* _ACTIVITY_
Take from the records below each line that holds "crossed".

== RECORDS FOR THIS TASK ==

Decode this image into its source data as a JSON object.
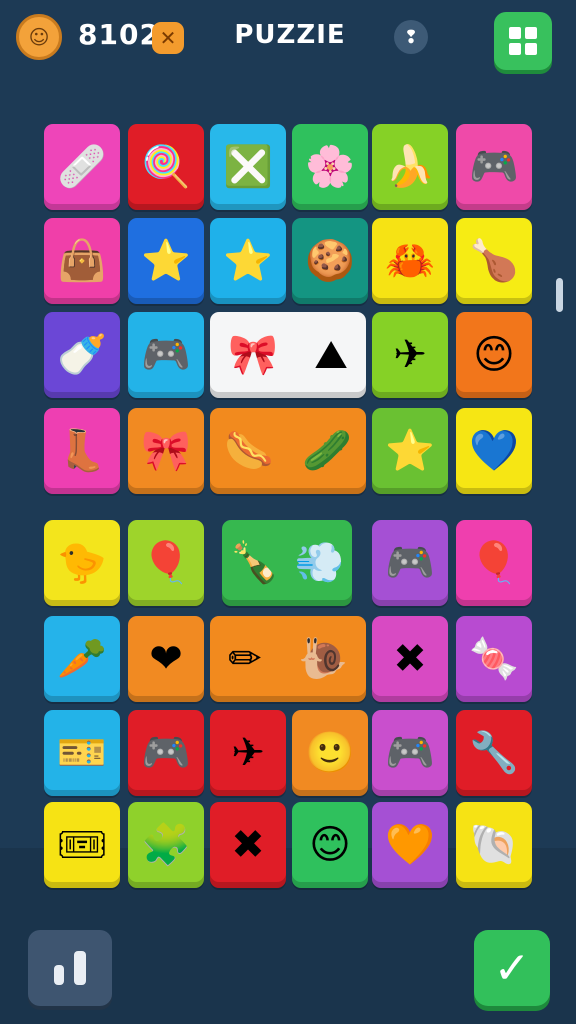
{
  "header": {
    "coin_icon": "coin-icon",
    "score": "8102",
    "boost_icon": "boost-icon",
    "title": "PUZZIE",
    "hint_icon": "hint-icon",
    "menu_icon": "grid-menu-icon"
  },
  "board": {
    "tiles": [
      {
        "color": "#ee45b9",
        "icon": "bandage-icon",
        "glyph": "🩹"
      },
      {
        "color": "#e01d27",
        "icon": "candy-icon",
        "glyph": "🍭"
      },
      {
        "color": "#28b8ea",
        "icon": "crossed-box-icon",
        "glyph": "❎"
      },
      {
        "color": "#2fc15d",
        "icon": "flower-icon",
        "glyph": "🌸"
      },
      {
        "color": "#86d126",
        "icon": "banana-icon",
        "glyph": "🍌"
      },
      {
        "color": "#ef4aa9",
        "icon": "gamepad-icon",
        "glyph": "🎮"
      },
      {
        "color": "#f03fa9",
        "icon": "bag-icon",
        "glyph": "👜"
      },
      {
        "color": "#1f6fe0",
        "icon": "star-icon",
        "glyph": "⭐"
      },
      {
        "color": "#1fb1ea",
        "icon": "star-icon",
        "glyph": "⭐"
      },
      {
        "color": "#149582",
        "icon": "cookie-icon",
        "glyph": "🍪"
      },
      {
        "color": "#f6e314",
        "icon": "creature-icon",
        "glyph": "🦀"
      },
      {
        "color": "#f6ec14",
        "icon": "drumstick-icon",
        "glyph": "🍗"
      },
      {
        "color": "#6b47d6",
        "icon": "bottle-icon",
        "glyph": "🍼"
      },
      {
        "color": "#23b3e8",
        "icon": "gamepad-icon",
        "glyph": "🎮"
      },
      {
        "color": "#86d126",
        "icon": "paper-plane-icon",
        "glyph": "✈"
      },
      {
        "color": "#f2761b",
        "icon": "smiley-icon",
        "glyph": "😊"
      },
      {
        "color": "#ee3fb2",
        "icon": "boot-icon",
        "glyph": "👢"
      },
      {
        "color": "#f18a22",
        "icon": "bowtie-icon",
        "glyph": "🎀"
      },
      {
        "color": "#6ac132",
        "icon": "star-icon",
        "glyph": "⭐"
      },
      {
        "color": "#f6e614",
        "icon": "heart-icon",
        "glyph": "💙"
      },
      {
        "color": "#f3e51c",
        "icon": "chick-icon",
        "glyph": "🐤"
      },
      {
        "color": "#9ed42b",
        "icon": "balloon-icon",
        "glyph": "🎈"
      },
      {
        "color": "#a550d4",
        "icon": "gamepad-icon",
        "glyph": "🎮"
      },
      {
        "color": "#ef3fae",
        "icon": "balloon-icon",
        "glyph": "🎈"
      },
      {
        "color": "#25b3ea",
        "icon": "carrot-icon",
        "glyph": "🥕"
      },
      {
        "color": "#f18a22",
        "icon": "heart-icon",
        "glyph": "❤"
      },
      {
        "color": "#d84ac3",
        "icon": "crossed-tools-icon",
        "glyph": "✖"
      },
      {
        "color": "#b84bd1",
        "icon": "candy-icon",
        "glyph": "🍬"
      },
      {
        "color": "#23b3e8",
        "icon": "ticket-icon",
        "glyph": "🎫"
      },
      {
        "color": "#e01d27",
        "icon": "gamepad-icon",
        "glyph": "🎮"
      },
      {
        "color": "#e01d27",
        "icon": "plane-icon",
        "glyph": "✈"
      },
      {
        "color": "#f18a22",
        "icon": "smiley-icon",
        "glyph": "🙂"
      },
      {
        "color": "#c94fcd",
        "icon": "gamepad-icon",
        "glyph": "🎮"
      },
      {
        "color": "#e01d27",
        "icon": "wrench-icon",
        "glyph": "🔧"
      },
      {
        "color": "#f6e314",
        "icon": "ticket-icon",
        "glyph": "🎟"
      },
      {
        "color": "#8fd12b",
        "icon": "blob-icon",
        "glyph": "🧩"
      },
      {
        "color": "#e01d27",
        "icon": "crossed-sticks-icon",
        "glyph": "✖"
      },
      {
        "color": "#2fc15d",
        "icon": "smiley-icon",
        "glyph": "😊"
      },
      {
        "color": "#a550d4",
        "icon": "heart-icon",
        "glyph": "🧡"
      },
      {
        "color": "#f6e314",
        "icon": "shell-icon",
        "glyph": "🐚"
      }
    ],
    "wide_tiles": [
      {
        "color": "#f5f6f7",
        "icons": [
          "bow-icon",
          "mountain-box-icon"
        ],
        "glyphs": [
          "🎀",
          "⛰"
        ]
      },
      {
        "color": "#f28a1e",
        "icons": [
          "sausage-icon",
          "bean-icon"
        ],
        "glyphs": [
          "🌭",
          "🥒"
        ]
      },
      {
        "color": "#36b84f",
        "icons": [
          "bottle-icon",
          "splash-icon"
        ],
        "glyphs": [
          "🍾",
          "💨"
        ]
      },
      {
        "color": "#f28a1e",
        "icons": [
          "pencil-icon",
          "snail-icon"
        ],
        "glyphs": [
          "✏",
          "🐌"
        ]
      }
    ]
  },
  "footer": {
    "left_icon": "pause-icon",
    "right_icon": "checkmark-icon",
    "check_glyph": "✓"
  }
}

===

* _EXERCISE RESPONSE_
        "icon": "crossed-box-icon",
        "icon": "crossed-tools-icon",
        "icon": "crossed-sticks-icon",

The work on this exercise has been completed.